The field of cardiac regeneration using adult cardiac progenitor cells has the potential to revolutionize the treatment of heart failure. Preclinical studies in small and large animal models indicate that cardiac-derived progenitor cells (CDCs) can successfully regenerate myocardium in the setting of ischemic damage, but 2 main problems remain: low levels of CDC survival after transplantation (engraftment) and modest improvement in overall cardiac function. Using molecular imaging, we found 5 fold higher cell engraftment following injection of cells with fibrin glue suggesting that adhesion molecules play an important role in engraftment.The central hypothesis of this proposal is that early activation of integrin signaling (both, inside-out and outside-in) in CDCs would improve adhesion and cell survival, which would translate into increased in vivo engraftment and functional benefits.

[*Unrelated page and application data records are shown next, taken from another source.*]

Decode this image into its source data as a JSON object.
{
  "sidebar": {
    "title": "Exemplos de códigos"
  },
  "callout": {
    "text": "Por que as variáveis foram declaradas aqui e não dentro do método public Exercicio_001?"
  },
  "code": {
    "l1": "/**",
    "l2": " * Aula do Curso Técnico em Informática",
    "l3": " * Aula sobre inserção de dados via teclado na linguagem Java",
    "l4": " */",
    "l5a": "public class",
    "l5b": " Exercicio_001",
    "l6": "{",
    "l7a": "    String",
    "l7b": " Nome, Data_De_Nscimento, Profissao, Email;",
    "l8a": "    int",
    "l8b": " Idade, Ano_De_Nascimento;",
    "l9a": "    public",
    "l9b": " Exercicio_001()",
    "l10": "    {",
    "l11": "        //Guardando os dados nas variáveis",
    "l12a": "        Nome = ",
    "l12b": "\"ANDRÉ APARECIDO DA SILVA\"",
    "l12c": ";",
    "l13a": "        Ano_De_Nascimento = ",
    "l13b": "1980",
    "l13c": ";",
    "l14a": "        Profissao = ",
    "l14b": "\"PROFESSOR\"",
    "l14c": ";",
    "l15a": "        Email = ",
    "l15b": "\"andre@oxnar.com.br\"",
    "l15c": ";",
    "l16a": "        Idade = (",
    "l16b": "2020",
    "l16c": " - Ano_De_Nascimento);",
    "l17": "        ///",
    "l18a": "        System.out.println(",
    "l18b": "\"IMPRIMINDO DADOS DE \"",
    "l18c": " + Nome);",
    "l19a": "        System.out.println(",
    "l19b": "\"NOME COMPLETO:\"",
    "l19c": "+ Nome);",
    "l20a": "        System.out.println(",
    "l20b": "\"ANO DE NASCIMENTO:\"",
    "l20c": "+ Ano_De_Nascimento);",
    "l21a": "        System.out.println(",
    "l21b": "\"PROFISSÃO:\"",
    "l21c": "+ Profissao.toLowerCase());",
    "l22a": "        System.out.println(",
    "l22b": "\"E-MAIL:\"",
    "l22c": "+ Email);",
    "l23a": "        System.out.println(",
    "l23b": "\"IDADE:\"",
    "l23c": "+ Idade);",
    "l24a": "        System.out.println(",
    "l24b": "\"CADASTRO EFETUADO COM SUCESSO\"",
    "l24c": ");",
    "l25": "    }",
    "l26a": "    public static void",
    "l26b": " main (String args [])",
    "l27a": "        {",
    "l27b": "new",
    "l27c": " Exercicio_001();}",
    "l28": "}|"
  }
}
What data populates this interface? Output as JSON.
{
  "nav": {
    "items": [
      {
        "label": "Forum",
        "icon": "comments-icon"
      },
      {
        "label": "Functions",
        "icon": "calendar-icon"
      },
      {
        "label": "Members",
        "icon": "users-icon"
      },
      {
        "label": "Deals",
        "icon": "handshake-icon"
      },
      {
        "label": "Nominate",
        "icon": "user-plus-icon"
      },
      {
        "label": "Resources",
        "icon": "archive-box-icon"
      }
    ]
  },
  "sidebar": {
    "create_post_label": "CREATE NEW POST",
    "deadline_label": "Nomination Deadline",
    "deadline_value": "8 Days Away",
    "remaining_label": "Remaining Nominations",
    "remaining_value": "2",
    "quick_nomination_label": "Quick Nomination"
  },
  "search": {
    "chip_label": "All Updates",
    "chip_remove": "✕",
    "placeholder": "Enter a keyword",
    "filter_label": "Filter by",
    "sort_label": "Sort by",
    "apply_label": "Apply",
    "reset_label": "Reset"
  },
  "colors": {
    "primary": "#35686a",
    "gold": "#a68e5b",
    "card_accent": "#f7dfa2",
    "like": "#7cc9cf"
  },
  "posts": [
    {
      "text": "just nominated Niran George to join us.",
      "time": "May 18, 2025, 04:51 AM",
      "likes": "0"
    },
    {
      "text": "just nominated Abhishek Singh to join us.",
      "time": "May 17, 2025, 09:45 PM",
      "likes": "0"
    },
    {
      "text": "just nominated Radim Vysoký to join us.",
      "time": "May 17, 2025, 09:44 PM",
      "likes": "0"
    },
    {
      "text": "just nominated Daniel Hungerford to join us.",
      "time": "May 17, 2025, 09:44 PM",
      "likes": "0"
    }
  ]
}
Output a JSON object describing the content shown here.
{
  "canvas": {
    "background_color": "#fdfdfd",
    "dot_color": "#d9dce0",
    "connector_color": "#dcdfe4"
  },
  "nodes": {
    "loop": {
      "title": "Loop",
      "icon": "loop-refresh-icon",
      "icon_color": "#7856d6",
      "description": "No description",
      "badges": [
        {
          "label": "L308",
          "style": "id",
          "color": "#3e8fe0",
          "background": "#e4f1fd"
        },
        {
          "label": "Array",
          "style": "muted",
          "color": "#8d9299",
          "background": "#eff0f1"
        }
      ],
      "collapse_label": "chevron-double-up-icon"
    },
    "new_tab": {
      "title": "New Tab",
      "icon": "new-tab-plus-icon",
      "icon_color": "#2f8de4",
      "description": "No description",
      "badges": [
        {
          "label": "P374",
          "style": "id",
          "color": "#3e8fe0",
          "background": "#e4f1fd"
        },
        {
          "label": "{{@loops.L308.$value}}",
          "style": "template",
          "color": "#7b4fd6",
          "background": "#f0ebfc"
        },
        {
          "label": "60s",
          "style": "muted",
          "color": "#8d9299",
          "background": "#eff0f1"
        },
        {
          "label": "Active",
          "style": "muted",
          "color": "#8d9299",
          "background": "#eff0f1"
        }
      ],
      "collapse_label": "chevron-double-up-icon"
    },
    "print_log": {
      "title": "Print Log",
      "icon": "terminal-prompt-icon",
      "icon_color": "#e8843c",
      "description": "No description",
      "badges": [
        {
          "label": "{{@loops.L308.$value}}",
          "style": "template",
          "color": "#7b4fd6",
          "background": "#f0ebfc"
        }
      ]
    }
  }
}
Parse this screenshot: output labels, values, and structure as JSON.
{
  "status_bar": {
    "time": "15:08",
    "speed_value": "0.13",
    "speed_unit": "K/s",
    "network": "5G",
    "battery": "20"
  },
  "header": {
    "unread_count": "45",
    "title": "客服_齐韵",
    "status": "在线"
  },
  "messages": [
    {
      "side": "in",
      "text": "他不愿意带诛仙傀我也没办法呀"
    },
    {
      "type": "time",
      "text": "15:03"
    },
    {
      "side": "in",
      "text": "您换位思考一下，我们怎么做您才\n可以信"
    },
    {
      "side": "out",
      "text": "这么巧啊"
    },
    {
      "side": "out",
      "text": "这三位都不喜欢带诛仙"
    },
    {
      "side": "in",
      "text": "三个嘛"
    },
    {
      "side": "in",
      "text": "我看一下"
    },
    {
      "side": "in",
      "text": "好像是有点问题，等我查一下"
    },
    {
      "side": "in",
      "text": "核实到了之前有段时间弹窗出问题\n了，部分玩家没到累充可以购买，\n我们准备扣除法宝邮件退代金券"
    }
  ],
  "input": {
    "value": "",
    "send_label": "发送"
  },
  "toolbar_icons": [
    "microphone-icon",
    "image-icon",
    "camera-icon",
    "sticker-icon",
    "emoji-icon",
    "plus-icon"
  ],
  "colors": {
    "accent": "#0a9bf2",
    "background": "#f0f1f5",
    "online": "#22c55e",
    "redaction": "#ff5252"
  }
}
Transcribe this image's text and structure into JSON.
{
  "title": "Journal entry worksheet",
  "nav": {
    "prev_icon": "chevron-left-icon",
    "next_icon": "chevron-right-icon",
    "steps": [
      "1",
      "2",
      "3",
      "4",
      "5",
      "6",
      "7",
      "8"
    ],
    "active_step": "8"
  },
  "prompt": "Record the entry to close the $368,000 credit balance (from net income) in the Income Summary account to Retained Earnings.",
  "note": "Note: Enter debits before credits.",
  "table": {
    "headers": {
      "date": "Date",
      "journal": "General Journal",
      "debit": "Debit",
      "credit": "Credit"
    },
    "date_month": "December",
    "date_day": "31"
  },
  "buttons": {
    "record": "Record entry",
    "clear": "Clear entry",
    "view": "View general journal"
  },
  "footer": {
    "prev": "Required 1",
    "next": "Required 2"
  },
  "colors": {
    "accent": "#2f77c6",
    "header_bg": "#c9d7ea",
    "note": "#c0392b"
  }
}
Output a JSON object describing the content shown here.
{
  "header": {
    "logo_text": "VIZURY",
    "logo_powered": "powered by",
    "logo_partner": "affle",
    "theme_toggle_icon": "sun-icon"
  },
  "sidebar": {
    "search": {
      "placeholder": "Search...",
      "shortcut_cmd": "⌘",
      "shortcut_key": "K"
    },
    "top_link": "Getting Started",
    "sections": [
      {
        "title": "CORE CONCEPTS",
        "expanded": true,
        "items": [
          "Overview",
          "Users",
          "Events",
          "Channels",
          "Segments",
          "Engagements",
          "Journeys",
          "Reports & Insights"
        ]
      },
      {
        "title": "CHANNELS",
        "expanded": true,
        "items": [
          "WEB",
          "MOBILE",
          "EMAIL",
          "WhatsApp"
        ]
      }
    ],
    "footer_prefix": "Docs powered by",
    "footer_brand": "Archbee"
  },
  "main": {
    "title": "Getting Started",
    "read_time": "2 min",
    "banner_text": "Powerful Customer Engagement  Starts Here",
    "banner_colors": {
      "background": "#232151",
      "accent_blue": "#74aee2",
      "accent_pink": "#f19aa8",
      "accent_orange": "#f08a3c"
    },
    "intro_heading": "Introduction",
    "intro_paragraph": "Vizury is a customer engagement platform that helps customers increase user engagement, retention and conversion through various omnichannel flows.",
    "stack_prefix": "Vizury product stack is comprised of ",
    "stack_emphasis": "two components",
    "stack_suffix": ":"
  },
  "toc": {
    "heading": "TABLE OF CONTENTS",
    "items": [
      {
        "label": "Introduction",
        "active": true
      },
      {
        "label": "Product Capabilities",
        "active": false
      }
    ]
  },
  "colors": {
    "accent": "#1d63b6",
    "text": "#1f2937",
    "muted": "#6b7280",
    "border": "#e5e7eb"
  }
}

Here, we propose in vitro and invivo studies aimed at understanding the regulation of integrin-mediated signaling and its role in engraftment.
|Program type||Beginning Grant-in-Aid|
|Effective start/end date||07/01/2009 → 06/30/2011|